Supplied records:
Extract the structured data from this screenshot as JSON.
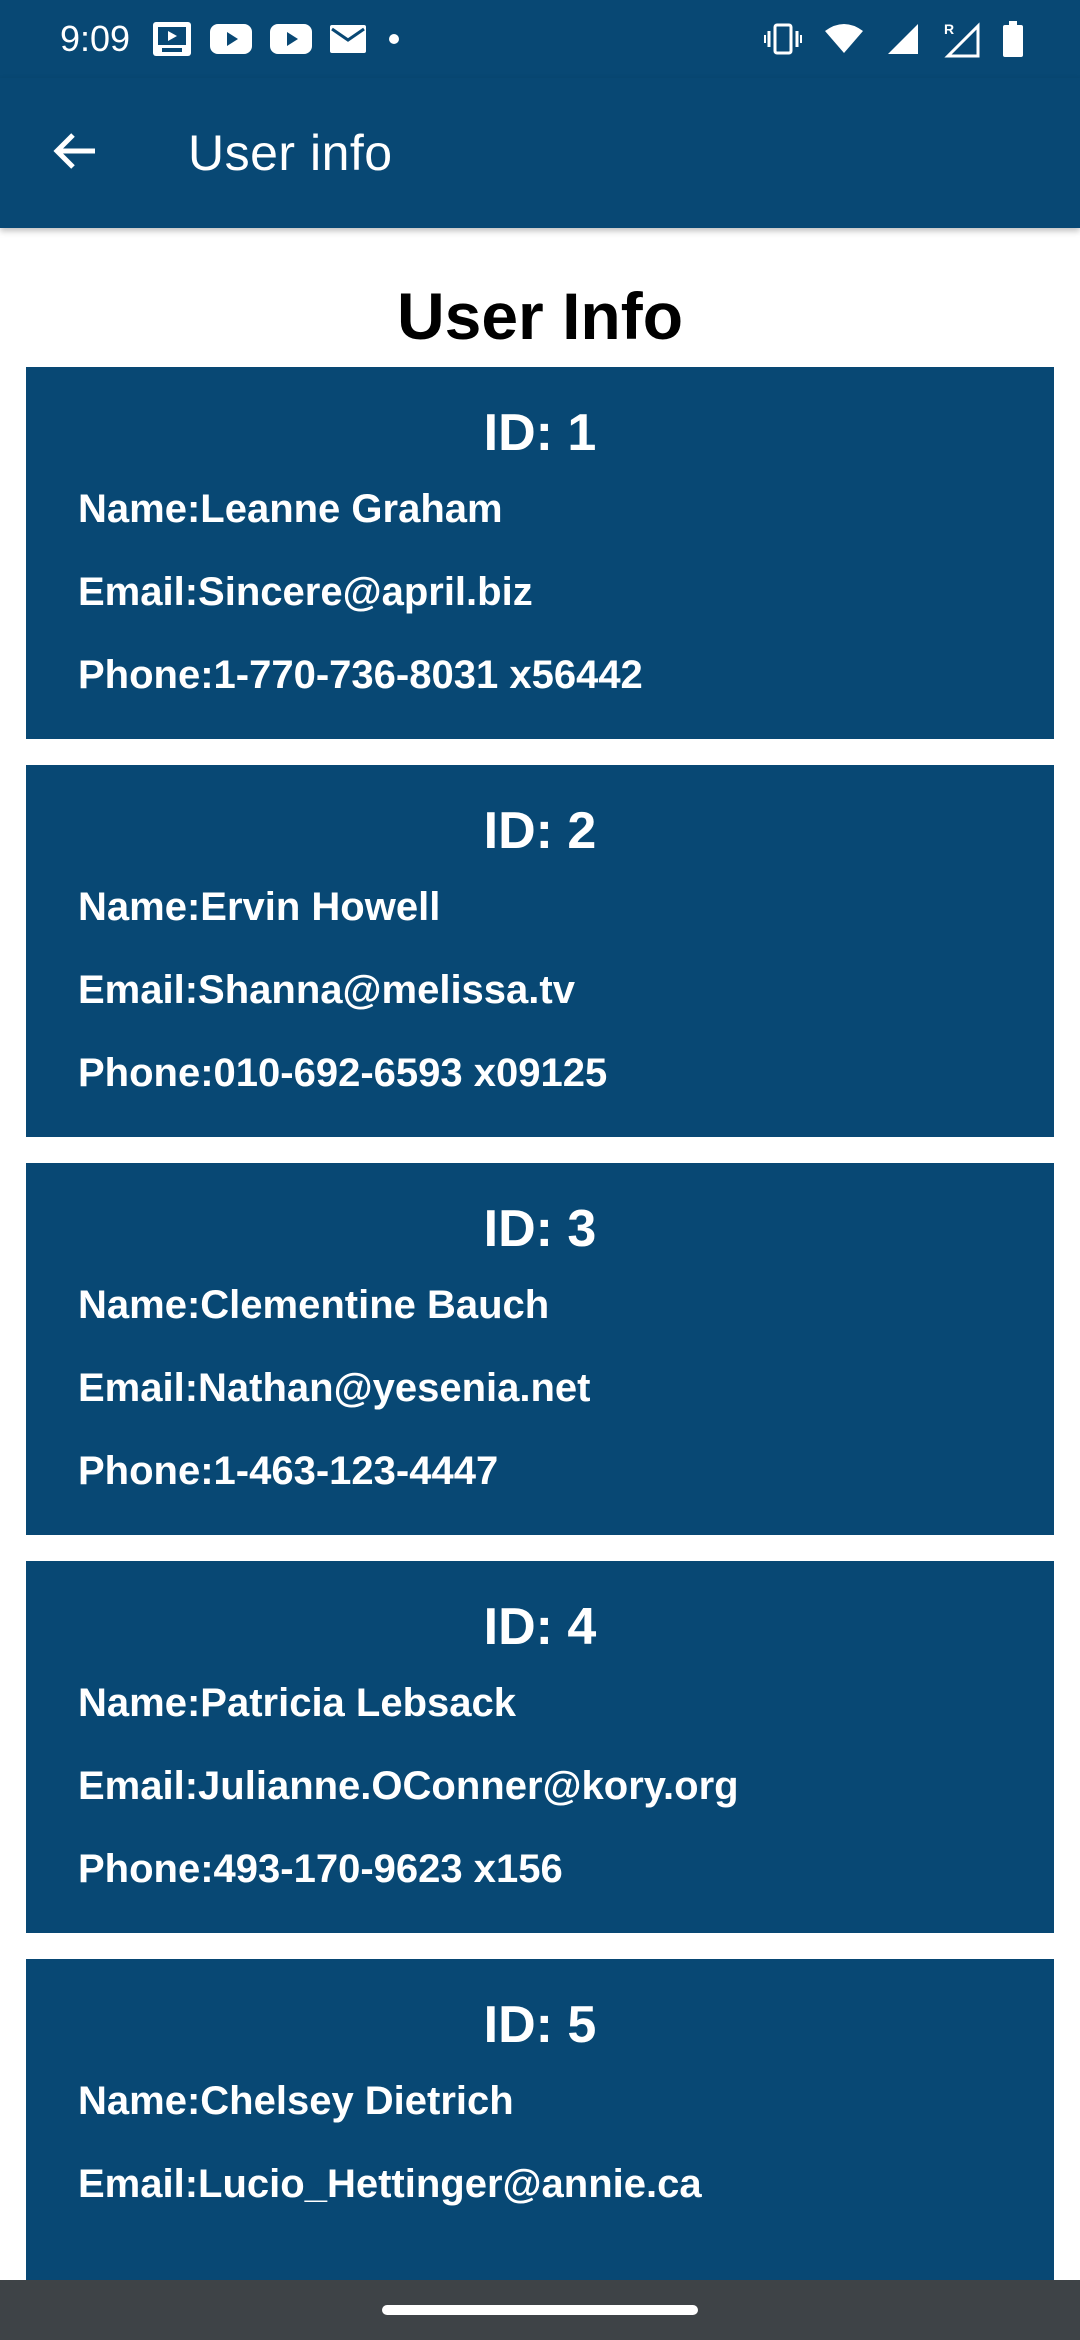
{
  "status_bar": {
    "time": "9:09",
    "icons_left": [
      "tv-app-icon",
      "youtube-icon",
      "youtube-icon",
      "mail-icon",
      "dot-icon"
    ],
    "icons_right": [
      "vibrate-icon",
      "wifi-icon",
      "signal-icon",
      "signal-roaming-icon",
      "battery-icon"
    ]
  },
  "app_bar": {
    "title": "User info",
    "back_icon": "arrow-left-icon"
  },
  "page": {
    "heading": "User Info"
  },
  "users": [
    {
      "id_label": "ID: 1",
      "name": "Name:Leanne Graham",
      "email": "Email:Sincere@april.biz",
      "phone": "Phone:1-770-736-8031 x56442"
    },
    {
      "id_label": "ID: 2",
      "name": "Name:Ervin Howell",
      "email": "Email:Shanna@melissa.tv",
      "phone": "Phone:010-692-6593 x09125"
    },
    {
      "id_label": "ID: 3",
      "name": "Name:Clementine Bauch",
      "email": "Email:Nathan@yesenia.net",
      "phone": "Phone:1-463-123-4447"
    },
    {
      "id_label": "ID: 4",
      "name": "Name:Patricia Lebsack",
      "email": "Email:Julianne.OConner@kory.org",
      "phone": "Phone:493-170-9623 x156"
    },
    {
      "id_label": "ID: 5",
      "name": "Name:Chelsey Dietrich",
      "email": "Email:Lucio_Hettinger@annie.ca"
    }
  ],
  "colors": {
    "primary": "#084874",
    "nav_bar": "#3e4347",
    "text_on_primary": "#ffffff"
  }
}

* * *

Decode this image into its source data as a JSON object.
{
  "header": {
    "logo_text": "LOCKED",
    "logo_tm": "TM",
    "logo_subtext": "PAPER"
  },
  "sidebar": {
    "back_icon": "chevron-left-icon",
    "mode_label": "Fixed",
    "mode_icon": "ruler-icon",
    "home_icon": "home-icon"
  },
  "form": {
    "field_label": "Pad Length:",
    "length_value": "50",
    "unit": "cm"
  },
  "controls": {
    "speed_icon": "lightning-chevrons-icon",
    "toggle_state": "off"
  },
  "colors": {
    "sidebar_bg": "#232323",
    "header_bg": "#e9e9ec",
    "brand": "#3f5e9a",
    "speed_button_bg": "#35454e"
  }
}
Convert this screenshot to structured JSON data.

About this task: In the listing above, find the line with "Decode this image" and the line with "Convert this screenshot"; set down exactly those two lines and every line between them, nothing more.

Reply:
Decode this image into its source data as a JSON object.
{
  "header": {
    "logo_text": "LOCKED",
    "logo_tm": "TM",
    "logo_subtext": "PAPER"
  },
  "sidebar": {
    "back_icon": "chevron-left-icon",
    "mode_label": "Fixed",
    "mode_icon": "ruler-icon",
    "home_icon": "home-icon"
  },
  "form": {
    "field_label": "Pad Length:",
    "length_value": "50",
    "unit": "cm"
  },
  "controls": {
    "speed_icon": "lightning-chevrons-icon",
    "toggle_state": "off"
  },
  "colors": {
    "sidebar_bg": "#232323",
    "header_bg": "#e9e9ec",
    "brand": "#3f5e9a",
    "speed_button_bg": "#35454e"
  }
}
Convert this screenshot to structured JSON data.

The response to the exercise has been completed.